> What you are asked to do
Every line of the material below that holds the string "单位px" should be copied.

┌──

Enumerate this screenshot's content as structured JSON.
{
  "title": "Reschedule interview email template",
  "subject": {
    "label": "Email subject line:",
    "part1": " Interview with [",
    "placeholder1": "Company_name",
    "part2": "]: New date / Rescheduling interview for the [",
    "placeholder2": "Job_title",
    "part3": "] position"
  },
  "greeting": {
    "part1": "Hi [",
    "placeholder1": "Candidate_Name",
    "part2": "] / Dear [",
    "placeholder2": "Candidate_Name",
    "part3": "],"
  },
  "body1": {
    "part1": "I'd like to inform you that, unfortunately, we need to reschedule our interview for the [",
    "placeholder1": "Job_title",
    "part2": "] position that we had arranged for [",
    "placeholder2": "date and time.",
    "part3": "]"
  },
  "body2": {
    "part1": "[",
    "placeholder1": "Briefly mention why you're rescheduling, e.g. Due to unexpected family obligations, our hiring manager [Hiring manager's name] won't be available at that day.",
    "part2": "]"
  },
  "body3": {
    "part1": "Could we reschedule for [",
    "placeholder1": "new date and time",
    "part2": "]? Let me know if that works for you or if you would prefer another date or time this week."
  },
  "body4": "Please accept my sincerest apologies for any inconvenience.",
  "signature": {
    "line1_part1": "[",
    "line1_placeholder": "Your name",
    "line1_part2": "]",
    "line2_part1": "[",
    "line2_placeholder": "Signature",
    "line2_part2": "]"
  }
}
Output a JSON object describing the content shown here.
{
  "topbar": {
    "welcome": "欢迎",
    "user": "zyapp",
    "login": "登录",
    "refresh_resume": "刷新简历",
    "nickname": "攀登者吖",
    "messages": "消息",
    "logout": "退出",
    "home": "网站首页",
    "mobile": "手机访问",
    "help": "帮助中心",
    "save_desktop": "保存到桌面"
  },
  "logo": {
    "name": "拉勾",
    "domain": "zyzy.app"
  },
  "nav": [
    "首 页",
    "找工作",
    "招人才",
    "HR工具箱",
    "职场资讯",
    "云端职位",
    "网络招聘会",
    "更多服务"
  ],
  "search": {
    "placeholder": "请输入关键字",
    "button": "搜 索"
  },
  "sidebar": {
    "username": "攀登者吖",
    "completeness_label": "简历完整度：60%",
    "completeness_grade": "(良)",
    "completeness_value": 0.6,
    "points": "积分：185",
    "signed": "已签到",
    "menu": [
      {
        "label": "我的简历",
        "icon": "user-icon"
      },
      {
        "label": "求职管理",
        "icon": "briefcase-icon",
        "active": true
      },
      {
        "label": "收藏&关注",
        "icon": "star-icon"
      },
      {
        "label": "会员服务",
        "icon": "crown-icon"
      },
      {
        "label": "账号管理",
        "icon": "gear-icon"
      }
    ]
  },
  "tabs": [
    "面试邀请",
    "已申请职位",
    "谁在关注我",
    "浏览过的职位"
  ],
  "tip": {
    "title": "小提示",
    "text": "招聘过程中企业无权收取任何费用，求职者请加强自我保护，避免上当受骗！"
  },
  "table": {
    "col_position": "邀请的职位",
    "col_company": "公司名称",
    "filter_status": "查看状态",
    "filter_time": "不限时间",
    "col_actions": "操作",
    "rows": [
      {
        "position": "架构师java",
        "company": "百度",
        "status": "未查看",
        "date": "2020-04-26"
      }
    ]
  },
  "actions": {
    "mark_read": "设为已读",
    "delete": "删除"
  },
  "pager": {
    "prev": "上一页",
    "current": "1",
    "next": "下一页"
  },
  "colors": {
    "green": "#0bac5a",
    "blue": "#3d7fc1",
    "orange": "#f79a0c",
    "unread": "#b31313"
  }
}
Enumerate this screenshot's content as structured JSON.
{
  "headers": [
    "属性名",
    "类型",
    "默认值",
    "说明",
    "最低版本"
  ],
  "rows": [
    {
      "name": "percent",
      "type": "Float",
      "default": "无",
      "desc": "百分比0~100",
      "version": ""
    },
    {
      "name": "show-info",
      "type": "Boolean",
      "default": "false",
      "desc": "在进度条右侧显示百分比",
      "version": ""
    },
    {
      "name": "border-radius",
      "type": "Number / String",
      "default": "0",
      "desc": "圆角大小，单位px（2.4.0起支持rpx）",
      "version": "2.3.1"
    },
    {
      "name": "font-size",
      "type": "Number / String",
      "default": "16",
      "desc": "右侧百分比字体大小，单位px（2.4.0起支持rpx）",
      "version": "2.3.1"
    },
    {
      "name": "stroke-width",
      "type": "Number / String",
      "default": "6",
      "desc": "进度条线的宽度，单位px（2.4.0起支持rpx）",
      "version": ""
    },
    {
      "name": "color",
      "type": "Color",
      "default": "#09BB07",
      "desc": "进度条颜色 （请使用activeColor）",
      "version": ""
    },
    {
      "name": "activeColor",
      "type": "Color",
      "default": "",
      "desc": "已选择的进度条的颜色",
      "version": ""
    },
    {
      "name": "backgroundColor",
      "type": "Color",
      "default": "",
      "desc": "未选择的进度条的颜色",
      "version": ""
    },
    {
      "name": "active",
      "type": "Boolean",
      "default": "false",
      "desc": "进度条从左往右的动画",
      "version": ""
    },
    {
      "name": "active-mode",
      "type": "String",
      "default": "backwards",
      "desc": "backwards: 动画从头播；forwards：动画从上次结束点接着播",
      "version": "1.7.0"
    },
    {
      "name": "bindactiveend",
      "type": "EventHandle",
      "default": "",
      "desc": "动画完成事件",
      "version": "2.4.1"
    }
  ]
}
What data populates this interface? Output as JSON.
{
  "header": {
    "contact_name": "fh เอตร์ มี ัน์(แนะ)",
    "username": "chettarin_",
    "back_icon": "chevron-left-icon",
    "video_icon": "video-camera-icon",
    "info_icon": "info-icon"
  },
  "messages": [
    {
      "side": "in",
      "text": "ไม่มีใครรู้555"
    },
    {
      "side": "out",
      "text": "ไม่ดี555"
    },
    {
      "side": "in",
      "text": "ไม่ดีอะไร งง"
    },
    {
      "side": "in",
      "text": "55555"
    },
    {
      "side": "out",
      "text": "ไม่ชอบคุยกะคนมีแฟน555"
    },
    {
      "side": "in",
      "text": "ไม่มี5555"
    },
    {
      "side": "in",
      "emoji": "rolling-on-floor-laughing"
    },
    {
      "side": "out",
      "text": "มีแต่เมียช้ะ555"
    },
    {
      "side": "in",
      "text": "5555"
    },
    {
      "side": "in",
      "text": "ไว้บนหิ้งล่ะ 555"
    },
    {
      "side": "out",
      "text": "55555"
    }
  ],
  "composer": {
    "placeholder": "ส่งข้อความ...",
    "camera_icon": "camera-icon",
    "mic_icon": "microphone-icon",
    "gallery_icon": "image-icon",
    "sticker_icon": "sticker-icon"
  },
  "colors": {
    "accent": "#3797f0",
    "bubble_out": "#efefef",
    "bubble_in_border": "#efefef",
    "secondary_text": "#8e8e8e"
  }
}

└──

> Problem solution
      "desc": "圆角大小，单位px（2.4.0起支持rpx）",
      "desc": "右侧百分比字体大小，单位px（2.4.0起支持rpx）",
      "desc": "进度条线的宽度，单位px（2.4.0起支持rpx）",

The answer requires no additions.